One went to the host, No. 5-ranked Reds, who outshot Garrison Forest 10-2 and several times in the second half came within inches of breaking the deadlock.
The other went to the visiting, third-ranked Grizzlies, whose defense stood its ground against repeated Roland Park attempts to score.
For a scoreless game, this one had no shortage of drama.
"Each team had chances, but they had more than we did, and we held them off," said Grizzlies coach Micul Ann Morse. "In that sense, a tie is like a victory for us, because we didn't let them score."
Led by back Sarah Barrett, center halfback Carey Ann Aprahamian and goalie Catie Corbin (10 saves), the Grizzlies (3-2-4) time and again were forced to clear shots out of their end, as Roland Park (8-3-2) kept up relentless pressure.
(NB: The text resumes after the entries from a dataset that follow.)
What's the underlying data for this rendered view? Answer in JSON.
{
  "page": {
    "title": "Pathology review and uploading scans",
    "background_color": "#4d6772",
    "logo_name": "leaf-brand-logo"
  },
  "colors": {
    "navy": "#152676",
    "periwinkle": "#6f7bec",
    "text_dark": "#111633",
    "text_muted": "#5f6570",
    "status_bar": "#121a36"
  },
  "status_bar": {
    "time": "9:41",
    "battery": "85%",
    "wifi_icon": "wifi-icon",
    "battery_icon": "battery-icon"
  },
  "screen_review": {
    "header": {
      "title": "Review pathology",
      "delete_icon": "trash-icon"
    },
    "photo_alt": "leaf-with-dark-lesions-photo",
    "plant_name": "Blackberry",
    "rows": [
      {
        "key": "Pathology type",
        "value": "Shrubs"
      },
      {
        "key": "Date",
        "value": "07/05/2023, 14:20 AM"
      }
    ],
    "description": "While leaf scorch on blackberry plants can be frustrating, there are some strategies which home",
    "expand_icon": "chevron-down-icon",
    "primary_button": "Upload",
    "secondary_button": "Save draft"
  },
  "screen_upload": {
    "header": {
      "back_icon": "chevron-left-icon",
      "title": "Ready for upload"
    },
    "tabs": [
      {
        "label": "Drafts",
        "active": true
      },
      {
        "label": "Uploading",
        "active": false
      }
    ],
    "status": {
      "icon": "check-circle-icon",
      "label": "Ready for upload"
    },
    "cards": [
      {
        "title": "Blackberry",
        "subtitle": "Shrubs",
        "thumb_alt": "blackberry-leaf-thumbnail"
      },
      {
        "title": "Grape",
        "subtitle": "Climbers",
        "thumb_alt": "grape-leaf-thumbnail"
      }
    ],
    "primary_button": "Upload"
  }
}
"We had a good number of scoring chances, especially near the end. We just couldn't quite get it there," said Roland Park coach Debbie Bloodsworth, who had high praise for Corbin. "There was one play where she went down, did a split, and then saved it with her stick. I thought, 'Well, maybe we won't score today.' "
Not that Garrison Forest didn't have its chances. Especially in the early minutes, the game was a fast-paced, back-and-forth affair.
"Defensively, we were really solid," said Morse. "We just had a lot of trouble getting our fast break going."
Said Aprahamian: "We just kept trying to work it out of our circle and get it up to our end. With all the chances that they had, and how long they had it in our circle, it's pretty good feeling that we kept them out of the goal."
Roland Park was expected by some to struggle this season, a "rebuilding year." Players, however, took that as a challenge.
"A lot of people didn't think we'd be a good team, but we're proving them wrong," said Reds forward Allison Higgins.
The league does not use overtimes or penalty strokes to decide regular-season ties. Some coaches argue with the philosophy, but Morse remains a proponent.
"If you have a deadline, you've got to meet it, and you don't get an extension," she said. "They say you have to have a winner. Well, sometimes in life you don't have a winner, but if you meet your deadline and do the best you can, that's all you can ask for."